• Problem requirements
For every line below, restate it exactly and drop the images.

(Dataset rows describing interfaces)

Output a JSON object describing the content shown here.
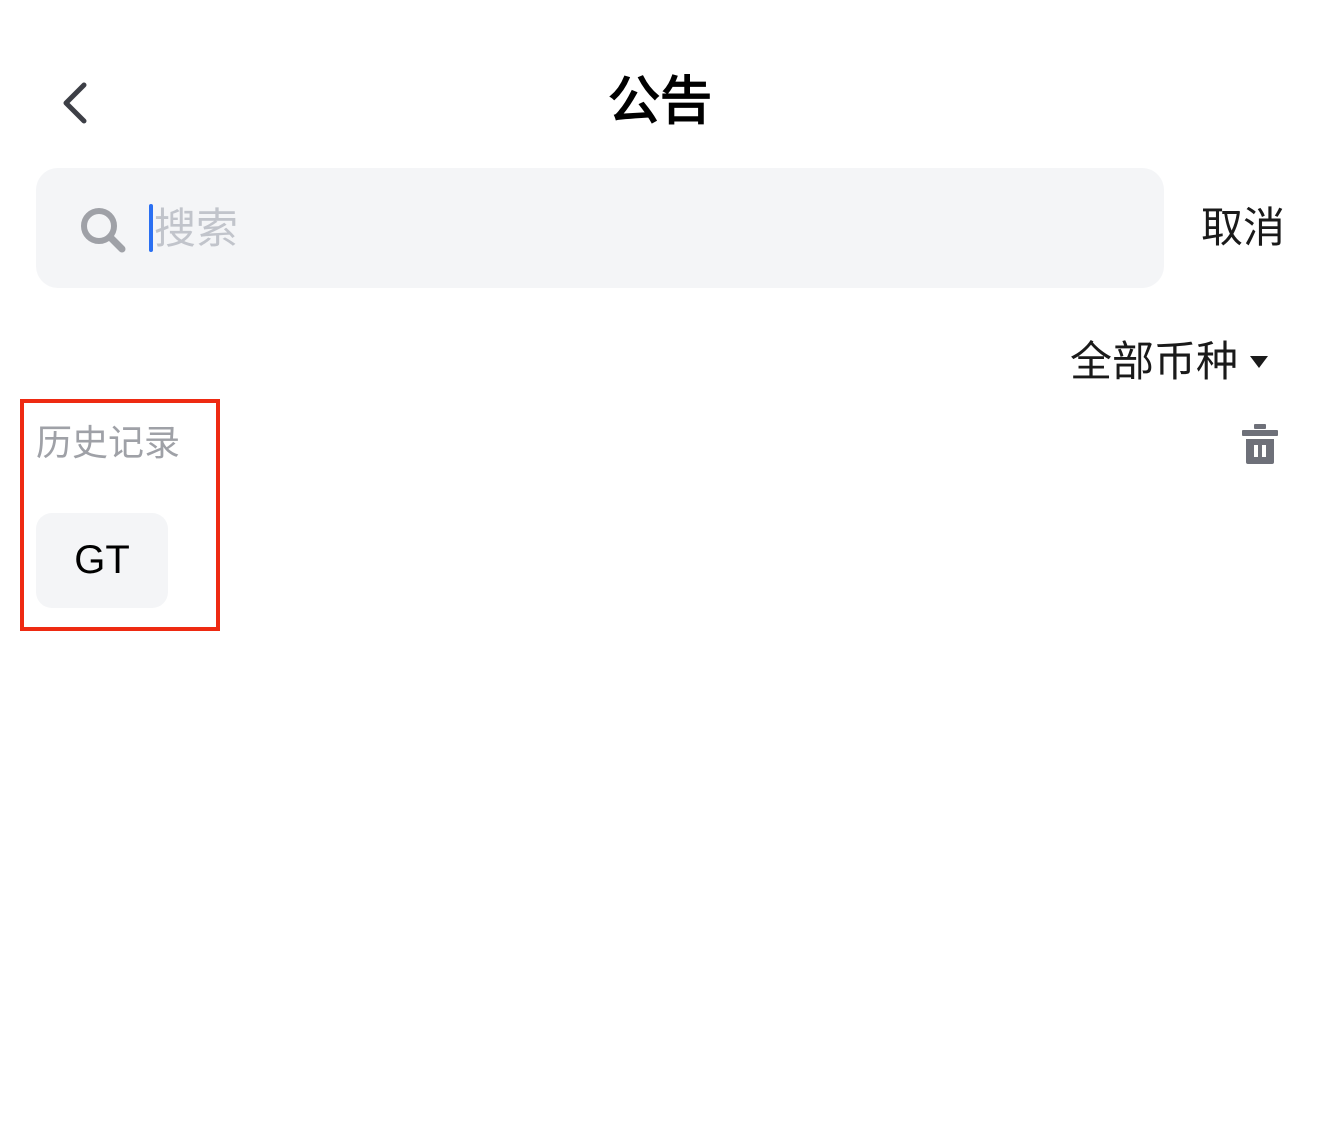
{
  "header": {
    "title": "公告",
    "back_icon": "chevron-left-icon"
  },
  "search": {
    "placeholder": "搜索",
    "value": "",
    "icon": "search-icon",
    "cancel_label": "取消"
  },
  "filter": {
    "currency_label": "全部币种",
    "icon": "caret-down-icon"
  },
  "history": {
    "title": "历史记录",
    "clear_icon": "trash-icon",
    "items": [
      "GT"
    ]
  },
  "colors": {
    "background": "#ffffff",
    "search_bg": "#f4f5f7",
    "placeholder": "#c1c4cb",
    "caret": "#2a6ff2",
    "muted_text": "#9fa1a7",
    "icon_gray": "#6e7079",
    "highlight_border": "#ee2a12"
  }
}
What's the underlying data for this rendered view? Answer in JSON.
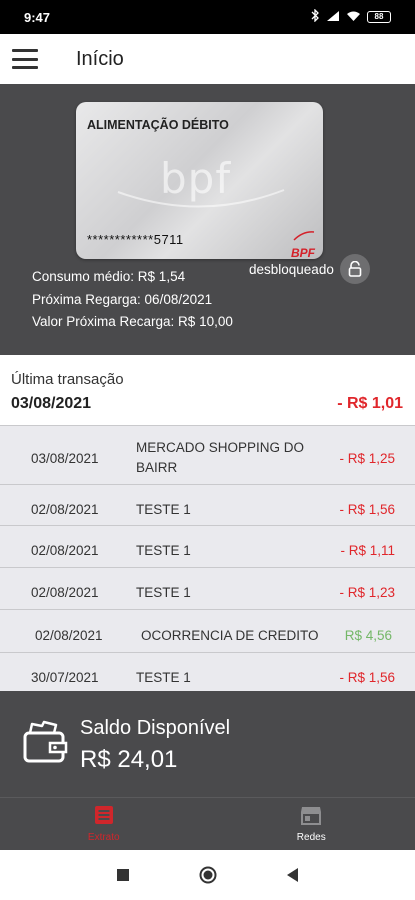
{
  "status_bar": {
    "time": "9:47",
    "battery": "88"
  },
  "app_bar": {
    "title": "Início"
  },
  "card": {
    "title": "ALIMENTAÇÃO DÉBITO",
    "watermark": "bpf",
    "number": "************5711",
    "brand": "BPF",
    "info": [
      "Consumo médio: R$ 1,54",
      "Próxima Regarga: 06/08/2021",
      "Valor Próxima Recarga: R$ 10,00"
    ],
    "lock_status": "desbloqueado"
  },
  "last_transaction": {
    "label": "Última transação",
    "date": "03/08/2021",
    "amount": "- R$ 1,01"
  },
  "transactions": [
    {
      "date": "03/08/2021",
      "description": "MERCADO SHOPPING DO BAIRR",
      "amount": "- R$ 1,25"
    },
    {
      "date": "02/08/2021",
      "description": "TESTE 1",
      "amount": "- R$ 1,56"
    },
    {
      "date": "02/08/2021",
      "description": "TESTE 1",
      "amount": "- R$ 1,11"
    },
    {
      "date": "02/08/2021",
      "description": "TESTE 1",
      "amount": "- R$ 1,23"
    },
    {
      "date": "02/08/2021",
      "description": "OCORRENCIA DE CREDITO",
      "amount": "R$ 4,56"
    },
    {
      "date": "30/07/2021",
      "description": "TESTE 1",
      "amount": "- R$ 1,56"
    }
  ],
  "balance": {
    "label": "Saldo Disponível",
    "value": "R$ 24,01"
  },
  "bottom_nav": {
    "items": [
      {
        "label": "Extrato",
        "icon": "statement-icon"
      },
      {
        "label": "Redes",
        "icon": "store-icon"
      }
    ]
  },
  "colors": {
    "accent": "#d0262b",
    "negative": "#e0262b",
    "positive": "#74b767",
    "dark_panel": "#4a4a4c"
  }
}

• Response
Output a JSON object describing the content shown here.
{
  "header": {
    "title": "公告",
    "back_icon": "chevron-left-icon"
  },
  "search": {
    "placeholder": "搜索",
    "value": "",
    "icon": "search-icon",
    "cancel_label": "取消"
  },
  "filter": {
    "currency_label": "全部币种",
    "icon": "caret-down-icon"
  },
  "history": {
    "title": "历史记录",
    "clear_icon": "trash-icon",
    "items": [
      "GT"
    ]
  },
  "colors": {
    "background": "#ffffff",
    "search_bg": "#f4f5f7",
    "placeholder": "#c1c4cb",
    "caret": "#2a6ff2",
    "muted_text": "#9fa1a7",
    "icon_gray": "#6e7079",
    "highlight_border": "#ee2a12"
  }
}
What's the underlying data for this rendered view? Answer in JSON.
{
  "status_bar": {
    "time": "9:47",
    "battery": "88"
  },
  "app_bar": {
    "title": "Início"
  },
  "card": {
    "title": "ALIMENTAÇÃO DÉBITO",
    "watermark": "bpf",
    "number": "************5711",
    "brand": "BPF",
    "info": [
      "Consumo médio: R$ 1,54",
      "Próxima Regarga: 06/08/2021",
      "Valor Próxima Recarga: R$ 10,00"
    ],
    "lock_status": "desbloqueado"
  },
  "last_transaction": {
    "label": "Última transação",
    "date": "03/08/2021",
    "amount": "- R$ 1,01"
  },
  "transactions": [
    {
      "date": "03/08/2021",
      "description": "MERCADO SHOPPING DO BAIRR",
      "amount": "- R$ 1,25"
    },
    {
      "date": "02/08/2021",
      "description": "TESTE 1",
      "amount": "- R$ 1,56"
    },
    {
      "date": "02/08/2021",
      "description": "TESTE 1",
      "amount": "- R$ 1,11"
    },
    {
      "date": "02/08/2021",
      "description": "TESTE 1",
      "amount": "- R$ 1,23"
    },
    {
      "date": "02/08/2021",
      "description": "OCORRENCIA DE CREDITO",
      "amount": "R$ 4,56"
    },
    {
      "date": "30/07/2021",
      "description": "TESTE 1",
      "amount": "- R$ 1,56"
    }
  ],
  "balance": {
    "label": "Saldo Disponível",
    "value": "R$ 24,01"
  },
  "bottom_nav": {
    "items": [
      {
        "label": "Extrato",
        "icon": "statement-icon"
      },
      {
        "label": "Redes",
        "icon": "store-icon"
      }
    ]
  },
  "colors": {
    "accent": "#d0262b",
    "negative": "#e0262b",
    "positive": "#74b767",
    "dark_panel": "#4a4a4c"
  }
}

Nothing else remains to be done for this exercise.